Tokyo Electric Power Co. on Monday began releasing 10,000 tons of low-level radioactive water from the Fukushima No. 1 power plant into the Pacific Ocean on Monday evening to help accelerate the process of bringing the crippled complex under control.

The radical step was taken to make room for the more radioactive water that is being pumped out of the No. 2 reactor’s turbine building.

The utility also said it plans to release 1,500 tons of radioactive water being stored under the No. 5 and No. 6 reactors, which have been safely shut down.

The government said dumping the water will pose “no major health risk” and is inevitable in order to rescue the plant.

Tepco will try to minimize the environmental impact of the dump by setting up an underwater silt fence similar to an oil fence outside the seawater intake near the damaged No. 2 reactor, where toxic water is already leaking into the sea from a cracked storage pit.

The water to be dumped comes from several parts of the flooded plant — including areas close to the reactor core — and has a radiation level about 100 times the legal limit, which Tepco deems relatively low.

According to the Nuclear and Industrial Safety Agency, even if one eats 200 grams of fish caught within a 1-km radius of the Fukushima plant each day, the cumulative radiation exposure over a year would amount to 0.6 millisieverts, which is below the 1.0 millisieverts recommended in one year.

Tepco released the water because it is desperate to find storage tanks for the highly radioactive water flooding the turbine buildings of its damaged reactors.

That water is preventing workers from entering the facility to repair its critical cooling systems.

The plan for the silt fence emerged after Tepco failed Sunday to plug up a cable trench leading to the cracked storage pit where contaminated water is seeping into the ocean. An earlier attempt to plug the closet-sized pit with concrete failed because the influx of water prevented it from setting.

The source of the deadly water, its volume and exactly how it is getting from the reactor to the sea continue to baffle Tepco’s nuclear plumbers, who have confused the public by wavering on their own alarming radiation readings.

The underwater fence is the third plan that has been trotted out so far to contain the radiation leak. The Nuclear and Industrial Safety Agency said it will require a large, curtainlike silt fence to be erected underwater. Silt fences are normally used in river and bridge construction work to prevent polluted or muddy water from spreading.

The fence is suspended by a float, allowing it to hang down theoretically to the bottom of the sea and contain the contaminated water within the perimeter.

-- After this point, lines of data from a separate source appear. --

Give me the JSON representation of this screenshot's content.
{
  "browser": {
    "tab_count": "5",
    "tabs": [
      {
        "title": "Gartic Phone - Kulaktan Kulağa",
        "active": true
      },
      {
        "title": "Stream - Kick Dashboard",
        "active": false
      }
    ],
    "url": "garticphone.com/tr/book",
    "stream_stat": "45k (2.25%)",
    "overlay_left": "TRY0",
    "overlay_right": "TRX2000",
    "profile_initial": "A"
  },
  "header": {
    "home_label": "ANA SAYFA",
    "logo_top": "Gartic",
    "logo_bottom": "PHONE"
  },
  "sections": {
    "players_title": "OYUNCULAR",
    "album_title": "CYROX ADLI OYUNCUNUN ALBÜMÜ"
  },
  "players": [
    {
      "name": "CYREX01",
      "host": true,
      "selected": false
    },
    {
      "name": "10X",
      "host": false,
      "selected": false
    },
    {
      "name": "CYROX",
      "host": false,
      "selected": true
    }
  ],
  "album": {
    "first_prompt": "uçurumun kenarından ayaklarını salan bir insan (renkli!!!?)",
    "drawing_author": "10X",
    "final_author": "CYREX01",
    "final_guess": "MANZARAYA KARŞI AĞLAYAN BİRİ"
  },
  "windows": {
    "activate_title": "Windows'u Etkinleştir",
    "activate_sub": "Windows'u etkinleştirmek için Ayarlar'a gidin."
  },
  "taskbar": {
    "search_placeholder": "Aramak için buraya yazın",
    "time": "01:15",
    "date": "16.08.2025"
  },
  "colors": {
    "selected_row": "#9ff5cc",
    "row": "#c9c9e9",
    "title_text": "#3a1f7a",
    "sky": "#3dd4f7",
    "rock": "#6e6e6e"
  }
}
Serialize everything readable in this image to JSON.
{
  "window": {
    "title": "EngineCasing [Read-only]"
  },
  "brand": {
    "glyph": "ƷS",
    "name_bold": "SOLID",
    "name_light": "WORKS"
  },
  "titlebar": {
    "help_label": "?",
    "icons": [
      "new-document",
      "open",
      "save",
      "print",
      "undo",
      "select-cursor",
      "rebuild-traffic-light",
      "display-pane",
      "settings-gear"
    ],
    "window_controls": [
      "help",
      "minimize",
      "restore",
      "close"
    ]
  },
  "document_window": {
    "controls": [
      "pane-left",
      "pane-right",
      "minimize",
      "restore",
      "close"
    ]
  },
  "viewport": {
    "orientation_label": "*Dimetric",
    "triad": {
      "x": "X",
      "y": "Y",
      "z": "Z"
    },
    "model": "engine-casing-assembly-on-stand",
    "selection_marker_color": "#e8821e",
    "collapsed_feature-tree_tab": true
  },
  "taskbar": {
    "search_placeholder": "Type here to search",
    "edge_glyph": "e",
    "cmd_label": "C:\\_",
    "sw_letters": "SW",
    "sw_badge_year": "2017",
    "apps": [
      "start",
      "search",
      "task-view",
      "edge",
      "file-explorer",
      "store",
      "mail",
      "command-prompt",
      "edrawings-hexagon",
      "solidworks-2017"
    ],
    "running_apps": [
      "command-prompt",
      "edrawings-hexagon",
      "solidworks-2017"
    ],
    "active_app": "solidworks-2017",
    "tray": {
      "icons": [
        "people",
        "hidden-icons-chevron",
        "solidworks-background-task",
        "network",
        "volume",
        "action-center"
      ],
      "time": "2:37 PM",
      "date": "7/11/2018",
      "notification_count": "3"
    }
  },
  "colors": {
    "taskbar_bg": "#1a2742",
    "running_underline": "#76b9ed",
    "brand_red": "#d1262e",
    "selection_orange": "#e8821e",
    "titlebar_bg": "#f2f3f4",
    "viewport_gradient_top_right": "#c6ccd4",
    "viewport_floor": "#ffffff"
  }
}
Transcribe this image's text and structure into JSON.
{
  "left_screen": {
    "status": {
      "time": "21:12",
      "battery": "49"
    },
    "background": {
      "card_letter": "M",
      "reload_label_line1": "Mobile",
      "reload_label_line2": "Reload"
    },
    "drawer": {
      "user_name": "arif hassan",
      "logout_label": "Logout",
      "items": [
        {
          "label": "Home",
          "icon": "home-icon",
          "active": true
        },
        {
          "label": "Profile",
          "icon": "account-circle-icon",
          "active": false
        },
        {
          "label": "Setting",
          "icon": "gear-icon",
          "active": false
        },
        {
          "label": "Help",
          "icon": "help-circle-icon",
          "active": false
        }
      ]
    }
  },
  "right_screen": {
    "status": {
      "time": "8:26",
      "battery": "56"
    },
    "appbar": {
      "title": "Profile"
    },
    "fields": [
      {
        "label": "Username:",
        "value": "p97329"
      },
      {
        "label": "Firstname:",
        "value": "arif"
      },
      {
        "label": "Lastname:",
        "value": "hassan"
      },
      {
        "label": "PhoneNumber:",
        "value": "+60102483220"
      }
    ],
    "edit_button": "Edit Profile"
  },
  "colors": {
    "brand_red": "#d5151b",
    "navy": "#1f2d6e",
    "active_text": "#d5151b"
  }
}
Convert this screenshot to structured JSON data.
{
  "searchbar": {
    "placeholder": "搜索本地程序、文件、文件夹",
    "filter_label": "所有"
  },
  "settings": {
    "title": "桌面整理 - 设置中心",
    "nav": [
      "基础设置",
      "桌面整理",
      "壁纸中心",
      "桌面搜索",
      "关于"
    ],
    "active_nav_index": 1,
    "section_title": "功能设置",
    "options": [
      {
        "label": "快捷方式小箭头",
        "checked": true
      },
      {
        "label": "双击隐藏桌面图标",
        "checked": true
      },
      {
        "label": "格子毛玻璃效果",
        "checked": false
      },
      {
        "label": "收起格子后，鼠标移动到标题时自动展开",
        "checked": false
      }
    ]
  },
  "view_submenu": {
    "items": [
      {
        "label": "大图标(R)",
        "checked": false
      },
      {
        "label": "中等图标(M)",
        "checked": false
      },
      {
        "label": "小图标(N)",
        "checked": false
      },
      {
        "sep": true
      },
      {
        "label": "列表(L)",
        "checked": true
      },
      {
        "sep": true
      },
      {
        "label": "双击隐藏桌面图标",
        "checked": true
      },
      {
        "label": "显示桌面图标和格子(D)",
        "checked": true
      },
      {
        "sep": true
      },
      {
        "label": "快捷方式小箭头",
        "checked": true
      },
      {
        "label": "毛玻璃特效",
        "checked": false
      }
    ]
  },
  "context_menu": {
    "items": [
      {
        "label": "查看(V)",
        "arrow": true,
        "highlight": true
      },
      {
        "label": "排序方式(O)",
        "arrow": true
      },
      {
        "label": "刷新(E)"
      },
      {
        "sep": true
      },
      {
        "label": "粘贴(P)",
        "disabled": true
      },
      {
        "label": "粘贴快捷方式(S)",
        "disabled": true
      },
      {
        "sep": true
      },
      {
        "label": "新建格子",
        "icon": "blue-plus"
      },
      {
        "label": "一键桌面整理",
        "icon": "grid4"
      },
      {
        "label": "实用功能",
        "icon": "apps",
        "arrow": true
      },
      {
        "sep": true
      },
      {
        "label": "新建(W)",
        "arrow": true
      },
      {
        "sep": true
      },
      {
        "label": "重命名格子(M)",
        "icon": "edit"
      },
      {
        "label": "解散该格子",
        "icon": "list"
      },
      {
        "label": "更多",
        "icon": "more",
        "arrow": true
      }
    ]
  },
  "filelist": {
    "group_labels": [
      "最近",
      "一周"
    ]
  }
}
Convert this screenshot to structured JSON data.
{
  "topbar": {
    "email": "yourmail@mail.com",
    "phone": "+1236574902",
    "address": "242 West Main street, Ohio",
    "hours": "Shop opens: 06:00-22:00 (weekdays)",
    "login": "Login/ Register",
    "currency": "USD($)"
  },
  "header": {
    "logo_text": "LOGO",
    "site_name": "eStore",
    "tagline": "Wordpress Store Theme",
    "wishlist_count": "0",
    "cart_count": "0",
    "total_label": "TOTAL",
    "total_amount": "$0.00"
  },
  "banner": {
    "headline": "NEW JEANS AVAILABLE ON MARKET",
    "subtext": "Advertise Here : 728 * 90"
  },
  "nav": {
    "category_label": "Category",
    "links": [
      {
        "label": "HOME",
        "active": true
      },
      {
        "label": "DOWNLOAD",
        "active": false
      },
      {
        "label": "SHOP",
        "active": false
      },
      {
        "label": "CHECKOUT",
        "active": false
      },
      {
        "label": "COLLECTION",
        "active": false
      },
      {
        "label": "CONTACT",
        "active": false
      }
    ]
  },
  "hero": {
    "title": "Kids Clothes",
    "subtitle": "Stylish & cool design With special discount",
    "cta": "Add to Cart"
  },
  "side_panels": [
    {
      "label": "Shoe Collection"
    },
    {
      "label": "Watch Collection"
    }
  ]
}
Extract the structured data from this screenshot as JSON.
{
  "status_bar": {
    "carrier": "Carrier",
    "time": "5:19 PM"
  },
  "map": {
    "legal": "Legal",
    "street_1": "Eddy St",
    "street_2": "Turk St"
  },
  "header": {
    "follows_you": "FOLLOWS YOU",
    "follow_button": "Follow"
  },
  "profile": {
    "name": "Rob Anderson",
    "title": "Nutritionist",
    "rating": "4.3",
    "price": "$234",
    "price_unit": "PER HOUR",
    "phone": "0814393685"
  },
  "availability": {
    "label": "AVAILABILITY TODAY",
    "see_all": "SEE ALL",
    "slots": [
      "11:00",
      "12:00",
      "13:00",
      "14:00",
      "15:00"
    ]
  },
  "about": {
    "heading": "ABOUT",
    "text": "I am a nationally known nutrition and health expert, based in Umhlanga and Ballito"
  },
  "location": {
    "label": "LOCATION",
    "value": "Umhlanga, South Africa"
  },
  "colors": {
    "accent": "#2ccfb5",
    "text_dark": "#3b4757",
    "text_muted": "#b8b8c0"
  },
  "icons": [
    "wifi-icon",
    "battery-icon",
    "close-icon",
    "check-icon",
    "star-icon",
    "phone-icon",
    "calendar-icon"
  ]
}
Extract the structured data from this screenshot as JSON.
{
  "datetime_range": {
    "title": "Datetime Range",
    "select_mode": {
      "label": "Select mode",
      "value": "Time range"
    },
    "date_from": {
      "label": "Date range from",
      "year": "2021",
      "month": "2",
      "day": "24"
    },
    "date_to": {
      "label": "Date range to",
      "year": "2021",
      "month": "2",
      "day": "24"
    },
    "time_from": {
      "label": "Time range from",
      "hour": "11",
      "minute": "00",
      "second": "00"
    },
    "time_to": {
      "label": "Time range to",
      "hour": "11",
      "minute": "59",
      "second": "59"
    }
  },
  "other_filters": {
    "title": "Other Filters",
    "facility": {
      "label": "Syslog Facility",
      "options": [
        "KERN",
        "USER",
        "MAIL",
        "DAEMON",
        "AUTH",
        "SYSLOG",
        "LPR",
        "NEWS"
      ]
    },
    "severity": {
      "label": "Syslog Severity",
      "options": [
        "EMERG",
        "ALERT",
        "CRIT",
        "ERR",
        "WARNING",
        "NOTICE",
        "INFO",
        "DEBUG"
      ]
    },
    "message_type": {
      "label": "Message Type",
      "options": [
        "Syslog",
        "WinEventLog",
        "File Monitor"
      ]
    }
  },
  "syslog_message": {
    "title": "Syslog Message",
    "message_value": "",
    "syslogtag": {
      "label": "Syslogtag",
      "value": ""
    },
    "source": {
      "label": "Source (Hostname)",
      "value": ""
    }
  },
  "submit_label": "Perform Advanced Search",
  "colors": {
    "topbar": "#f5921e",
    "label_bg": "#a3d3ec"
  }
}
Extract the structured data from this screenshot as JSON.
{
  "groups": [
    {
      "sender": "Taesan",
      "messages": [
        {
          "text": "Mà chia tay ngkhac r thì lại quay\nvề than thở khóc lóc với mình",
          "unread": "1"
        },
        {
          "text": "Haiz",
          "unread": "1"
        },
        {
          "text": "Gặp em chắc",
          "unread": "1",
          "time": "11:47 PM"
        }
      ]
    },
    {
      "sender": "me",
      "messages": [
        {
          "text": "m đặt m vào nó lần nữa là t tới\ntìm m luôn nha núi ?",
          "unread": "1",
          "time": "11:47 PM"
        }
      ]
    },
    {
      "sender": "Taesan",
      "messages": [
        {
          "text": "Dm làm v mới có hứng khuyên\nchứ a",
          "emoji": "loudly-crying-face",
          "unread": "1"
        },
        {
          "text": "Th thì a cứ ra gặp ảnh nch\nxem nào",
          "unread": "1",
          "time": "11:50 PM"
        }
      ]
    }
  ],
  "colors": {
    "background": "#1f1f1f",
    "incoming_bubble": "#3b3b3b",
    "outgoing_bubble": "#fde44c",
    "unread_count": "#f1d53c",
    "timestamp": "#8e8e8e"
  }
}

“It may not completely shut in the polluted water or keep it from spreading, but it can contain a large portion of it,” NISA spokesman Hidehiko Nishiyama said.

Nishiyama said it will take a few days to procure the silt fence and install it. If the temporary step works, it may buy Tepco time to find the source of the internal and environmental leaks and patch them.

In his news conference, Chief Cabinet Secretary Yukio Edano underscored the urgency of preventing the ocean from being contaminated further.

“If this situation continues for a long time and the amount of radioactive leakage adds up, it will have a big impact on the ocean even if it spreads and dilutes,” Edano said. “We need to stop this as soon as possible, so (the government) instructed Tepco to take steps immediately.”

Meanwhile, Tepco continued to look for the source of the radioactive water by injecting a milk-white bath additive so it can to trace the flow.

The utility believes the water is exiting the flooded No. 2 turbine building through a cable trench connected to the damaged storage pit.

Tepco poured the bath additive into the cable trench at around 7 a.m., but as of 11 a.m. hadn’t seen any milky water exiting the storage pit.

This indicates the contaminated water is coming from elsewhere and the utility is searching for other routes.

On Sunday, Tepco tried unsuccessfully to clog up the cable trench with a mix of polymer, sawdust and shredded newspaper after an attempt to fill the pit itself with concrete failed the day before.

In the meantime, Tepco is continuing the pain-staking process of pumping radioactive water out of the flooded turbine buildings of reactors 1 through 3 so workers will eventually be able to install power cables and restart the cooling systems.

Finding storage places for the hazardous water, however, is proving to be another headache.

Information from Kyodo added.